Officials here have tentatively agreed to use California redevelopment law and $750,000 to help expand an auto dealership.
In a unanimous decision Monday that followed almost two hours of discussion over how to best use limited city funds within the legal constraints of the state law, the Carson Redevelopment Agency (which is made up of City Council) backed the expansion project proposed by Don Kott Ford and Alpha Omega Development Corp.
The city support comes after three meetings during the last 10 days with proponents of the project. Although officials have been backing the project in concept, they have been unable to locate funding sources within their redevelopment budget for that area. That account would have been "wiped out" if the major loan were drawn from it, city staff said.
However, officials were told Monday night that they may have funds that were not previously considered. City Treasurer Mary Louise Custer said that available money may exist in a redevelopment bond-sale account.
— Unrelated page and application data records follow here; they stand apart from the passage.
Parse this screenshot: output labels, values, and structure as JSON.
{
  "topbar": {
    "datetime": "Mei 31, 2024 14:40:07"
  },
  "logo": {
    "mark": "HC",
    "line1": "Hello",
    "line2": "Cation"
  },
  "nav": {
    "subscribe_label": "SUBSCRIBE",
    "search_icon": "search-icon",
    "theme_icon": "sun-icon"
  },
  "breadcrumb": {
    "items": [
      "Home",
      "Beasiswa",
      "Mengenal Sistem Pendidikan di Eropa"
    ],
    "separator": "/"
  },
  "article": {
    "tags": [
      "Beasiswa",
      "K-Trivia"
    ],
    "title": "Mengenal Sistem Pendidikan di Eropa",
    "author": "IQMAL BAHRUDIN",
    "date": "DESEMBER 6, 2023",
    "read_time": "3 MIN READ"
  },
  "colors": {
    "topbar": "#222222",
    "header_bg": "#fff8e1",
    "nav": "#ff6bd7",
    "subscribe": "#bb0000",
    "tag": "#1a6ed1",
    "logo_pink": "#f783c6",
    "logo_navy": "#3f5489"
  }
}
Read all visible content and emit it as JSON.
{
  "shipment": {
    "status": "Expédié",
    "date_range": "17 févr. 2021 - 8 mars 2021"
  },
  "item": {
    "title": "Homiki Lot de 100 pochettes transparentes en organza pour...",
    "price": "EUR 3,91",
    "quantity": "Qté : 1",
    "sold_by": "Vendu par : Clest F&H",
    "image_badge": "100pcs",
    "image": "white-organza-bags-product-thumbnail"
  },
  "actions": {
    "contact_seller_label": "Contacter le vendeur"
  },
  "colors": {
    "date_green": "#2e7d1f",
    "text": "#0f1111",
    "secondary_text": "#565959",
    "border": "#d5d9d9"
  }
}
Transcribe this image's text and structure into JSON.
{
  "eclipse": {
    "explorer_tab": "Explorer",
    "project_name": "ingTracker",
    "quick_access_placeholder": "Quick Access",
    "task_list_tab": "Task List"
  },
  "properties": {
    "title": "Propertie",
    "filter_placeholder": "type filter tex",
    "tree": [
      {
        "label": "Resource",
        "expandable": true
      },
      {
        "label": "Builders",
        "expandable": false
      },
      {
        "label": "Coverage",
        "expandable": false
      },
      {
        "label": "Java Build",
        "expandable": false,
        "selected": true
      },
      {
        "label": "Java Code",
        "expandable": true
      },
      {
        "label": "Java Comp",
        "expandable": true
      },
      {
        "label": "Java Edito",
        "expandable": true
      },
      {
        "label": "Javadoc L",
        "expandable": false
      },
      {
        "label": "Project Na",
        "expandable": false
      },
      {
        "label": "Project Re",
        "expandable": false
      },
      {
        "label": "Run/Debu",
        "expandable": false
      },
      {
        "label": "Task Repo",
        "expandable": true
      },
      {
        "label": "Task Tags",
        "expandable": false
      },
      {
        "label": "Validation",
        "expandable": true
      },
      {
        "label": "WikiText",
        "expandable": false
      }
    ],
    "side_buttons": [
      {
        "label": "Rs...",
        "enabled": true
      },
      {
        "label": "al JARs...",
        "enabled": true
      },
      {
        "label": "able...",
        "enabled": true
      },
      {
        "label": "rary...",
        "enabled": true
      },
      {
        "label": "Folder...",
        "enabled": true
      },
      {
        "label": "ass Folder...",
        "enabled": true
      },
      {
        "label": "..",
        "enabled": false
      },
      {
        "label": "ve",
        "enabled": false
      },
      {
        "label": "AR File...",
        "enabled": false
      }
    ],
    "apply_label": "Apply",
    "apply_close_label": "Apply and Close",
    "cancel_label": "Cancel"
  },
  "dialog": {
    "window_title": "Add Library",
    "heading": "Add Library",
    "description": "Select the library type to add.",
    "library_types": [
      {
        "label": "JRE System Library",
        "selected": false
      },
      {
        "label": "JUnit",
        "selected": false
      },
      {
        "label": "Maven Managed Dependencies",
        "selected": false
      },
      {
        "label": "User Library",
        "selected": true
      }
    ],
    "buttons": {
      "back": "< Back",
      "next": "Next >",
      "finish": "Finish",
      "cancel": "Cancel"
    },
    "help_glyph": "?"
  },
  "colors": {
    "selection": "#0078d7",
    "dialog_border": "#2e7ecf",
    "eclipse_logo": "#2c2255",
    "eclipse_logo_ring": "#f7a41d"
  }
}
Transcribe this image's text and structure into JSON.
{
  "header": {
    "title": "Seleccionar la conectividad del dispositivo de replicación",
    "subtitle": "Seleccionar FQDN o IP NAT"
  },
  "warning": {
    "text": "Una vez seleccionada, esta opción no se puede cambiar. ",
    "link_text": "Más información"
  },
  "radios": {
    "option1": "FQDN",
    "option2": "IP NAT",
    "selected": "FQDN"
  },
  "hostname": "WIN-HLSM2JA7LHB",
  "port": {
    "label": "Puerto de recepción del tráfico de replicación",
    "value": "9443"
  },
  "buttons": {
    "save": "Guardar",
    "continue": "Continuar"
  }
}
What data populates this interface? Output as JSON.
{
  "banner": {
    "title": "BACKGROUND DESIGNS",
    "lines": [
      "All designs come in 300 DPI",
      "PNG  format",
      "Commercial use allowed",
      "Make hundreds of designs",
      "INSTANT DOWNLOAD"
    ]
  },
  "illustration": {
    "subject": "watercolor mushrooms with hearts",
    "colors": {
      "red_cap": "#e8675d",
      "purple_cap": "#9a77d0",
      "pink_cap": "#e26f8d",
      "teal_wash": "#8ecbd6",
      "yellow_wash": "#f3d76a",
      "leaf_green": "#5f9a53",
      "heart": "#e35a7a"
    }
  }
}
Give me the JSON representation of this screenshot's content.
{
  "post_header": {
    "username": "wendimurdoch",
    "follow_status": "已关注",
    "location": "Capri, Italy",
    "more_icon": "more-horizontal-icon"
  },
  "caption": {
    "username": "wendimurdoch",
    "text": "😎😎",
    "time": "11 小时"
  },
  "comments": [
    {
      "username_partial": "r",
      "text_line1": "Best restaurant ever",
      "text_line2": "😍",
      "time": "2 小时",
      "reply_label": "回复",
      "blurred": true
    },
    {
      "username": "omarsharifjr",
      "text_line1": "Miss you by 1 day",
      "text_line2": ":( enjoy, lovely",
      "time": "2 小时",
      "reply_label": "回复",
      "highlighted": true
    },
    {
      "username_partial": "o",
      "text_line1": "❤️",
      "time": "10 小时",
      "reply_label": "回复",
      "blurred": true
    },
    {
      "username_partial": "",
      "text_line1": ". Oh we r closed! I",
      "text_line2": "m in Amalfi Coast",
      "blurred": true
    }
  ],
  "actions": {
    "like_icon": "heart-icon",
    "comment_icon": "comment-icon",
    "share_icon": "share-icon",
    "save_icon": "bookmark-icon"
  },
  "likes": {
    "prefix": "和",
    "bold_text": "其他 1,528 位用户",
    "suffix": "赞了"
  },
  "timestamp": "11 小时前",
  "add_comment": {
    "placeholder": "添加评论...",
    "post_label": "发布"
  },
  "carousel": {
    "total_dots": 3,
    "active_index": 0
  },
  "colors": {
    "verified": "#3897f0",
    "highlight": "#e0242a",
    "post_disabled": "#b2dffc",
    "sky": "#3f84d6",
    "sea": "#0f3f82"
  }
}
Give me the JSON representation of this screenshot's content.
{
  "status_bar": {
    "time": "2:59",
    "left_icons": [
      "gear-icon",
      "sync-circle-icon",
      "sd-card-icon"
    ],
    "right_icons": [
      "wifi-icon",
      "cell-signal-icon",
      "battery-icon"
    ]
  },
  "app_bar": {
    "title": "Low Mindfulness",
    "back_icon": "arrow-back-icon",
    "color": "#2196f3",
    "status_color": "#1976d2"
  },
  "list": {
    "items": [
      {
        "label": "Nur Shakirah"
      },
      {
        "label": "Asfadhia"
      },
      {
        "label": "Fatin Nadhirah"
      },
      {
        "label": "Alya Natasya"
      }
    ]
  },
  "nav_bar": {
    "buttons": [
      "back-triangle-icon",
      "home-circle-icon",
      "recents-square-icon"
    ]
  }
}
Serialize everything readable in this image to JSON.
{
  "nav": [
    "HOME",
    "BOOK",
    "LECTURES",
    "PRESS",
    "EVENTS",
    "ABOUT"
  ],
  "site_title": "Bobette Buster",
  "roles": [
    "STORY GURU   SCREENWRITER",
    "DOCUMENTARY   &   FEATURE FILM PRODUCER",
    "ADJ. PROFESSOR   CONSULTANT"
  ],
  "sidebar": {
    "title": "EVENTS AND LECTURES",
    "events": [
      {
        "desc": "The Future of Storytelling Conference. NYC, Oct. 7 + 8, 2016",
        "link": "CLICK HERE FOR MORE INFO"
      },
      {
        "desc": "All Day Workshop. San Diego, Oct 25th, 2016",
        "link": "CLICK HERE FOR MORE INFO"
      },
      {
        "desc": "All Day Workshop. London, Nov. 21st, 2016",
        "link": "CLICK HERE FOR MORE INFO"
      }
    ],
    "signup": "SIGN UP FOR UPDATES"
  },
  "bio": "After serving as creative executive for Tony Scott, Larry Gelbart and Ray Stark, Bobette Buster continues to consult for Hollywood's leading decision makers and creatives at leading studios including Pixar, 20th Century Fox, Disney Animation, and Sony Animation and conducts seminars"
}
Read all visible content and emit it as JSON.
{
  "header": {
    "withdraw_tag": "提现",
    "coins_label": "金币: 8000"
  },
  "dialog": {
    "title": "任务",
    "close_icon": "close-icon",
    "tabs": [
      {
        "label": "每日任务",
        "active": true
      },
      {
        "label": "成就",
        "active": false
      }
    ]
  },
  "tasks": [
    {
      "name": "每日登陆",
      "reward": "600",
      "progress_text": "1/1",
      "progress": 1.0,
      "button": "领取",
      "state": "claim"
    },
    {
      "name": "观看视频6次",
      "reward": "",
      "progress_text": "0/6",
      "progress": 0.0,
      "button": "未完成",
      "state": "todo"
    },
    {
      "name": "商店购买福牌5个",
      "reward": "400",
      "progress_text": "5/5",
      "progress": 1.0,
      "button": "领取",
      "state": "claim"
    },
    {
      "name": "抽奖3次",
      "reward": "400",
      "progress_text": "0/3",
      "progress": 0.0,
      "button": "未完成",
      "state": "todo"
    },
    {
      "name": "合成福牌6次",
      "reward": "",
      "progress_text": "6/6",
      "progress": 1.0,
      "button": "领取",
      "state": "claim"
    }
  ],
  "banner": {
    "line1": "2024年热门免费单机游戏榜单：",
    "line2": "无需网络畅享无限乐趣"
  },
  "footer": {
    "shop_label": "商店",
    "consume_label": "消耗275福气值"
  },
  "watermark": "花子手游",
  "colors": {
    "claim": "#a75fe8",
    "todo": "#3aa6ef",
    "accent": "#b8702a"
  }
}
Finance Director William Parrott said another option may be that the redevelopment account could borrow money from the city's general fund.
And while the loan approval is contingent upon the identification of excess city funds and the negotiation of a satisfactory contract, many city officials say they hope a final agreement can be reached because the project would generate significant tax revenue.
The $5.4-million expansion project, for which proponents said they have already obtained financing for all but the $750,000 loan plus interest, would convert an existing Dean Corbett Chrysler facility into two new car dealerships. The Corbett site is being vacated in May.
"I feel it will be a good revenue generator for the city," said Councilman Walter J. Egan. "I think it's a viable redevelopment project for Carson."
However, while all city officials agreed that the project would make a significant contribution to city coffers--a projected $400,000 a year--some expressed concern about whether the city's role in the project is an appropriate use of redevelopment law.
California redevelopment law was intended to assist cities in battling urban decay. Through a complex tax arrangement, the law enables cities to subsidize developments that would have not occurred on their own.
"I want a clarification of general redevelopment agency purposes," said Councilman Thomas Mills. "The question that I'm perhaps addressing relates to a piece of property that's of a reasonable state of development and where the use may not be significantly changed."
He later explained, "I had a concern about whether you can reasonably say that participation in this agreement would constitute redevelopment."
Will Inquire at Meeting
City Atty. Glenn Watson said that when he meets with the project proponents this week, he will examine the nature of capital improvements on the 4.67-acre dealership site.
"The (Redevelopment) Agency really hasn't been informed as to exactly what's going to be done when the (developers) buy the property, but (the developers) did indicate that they intend to put several hundred thousand dollars into improvements of the property," Watson said at Monday night's meeting.
'Now whether that is sufficient to constitute redevelopment of a property already being utilized for automobile agency purposes is a question," he said. "I wouldn't say that we can close our eyes to that question--it's something we should probably look at. But right now I'm not prepared to say that that would be an invalid expenditure."
Officials also expressed concerns about the financing of the project. As originally proposed, the city's expected tax revenues from the project would be used in part to repay much of the loan and interest money. However, under tentative conditions discussed at the meeting, tax revenue would only pay off the interest, which, as proposed by the dealership, could amount to $603,480.
"I have a problem with taking what would be the city's (tax revenue) to pay off the city (loan)," said Councilwoman Sylvia Muise.
Fear of Vacant Site
The momentum to support the project, which was first proposed to the Redevelopment Agency just 10 days ago, comes from the expected tax revenue the dealership will generate and the fear that the site near the Civic Center may lie vacant for too long, some officials said. The Corbett facility, which is moving to Orange County, generated an average of $270,000 a month during the last three years, officials said.
"We've been primarily looking at this from a fiscal viewpoint," Mills said. "We wanted to keep the revenue coming in at the rate it is. And if the property sat vacant, there is some concern as to whether we'd have a larger redevelopment problem in the future."
The project proponents say that they are in a unique position to open the new dealerships because they have financing in hand and plan to combine at least part of their operations with Kott's existing dealership at 21212 S. Avalon Blvd.
But unless they obtain redevelopment assistance, the project backers say, they cannot afford to open the new dealerships.
"There is no other solution to retaining the automobile business in this city," said Kott, president of Don Kott Ford. "The start-up costs for automobile dealerships are enormous . . . we could not do it without the assistance of redevelopment. We need this money now to make the deal come through."
A final decision on the matter is expected at the Redevelopment Agency's meeting Monday.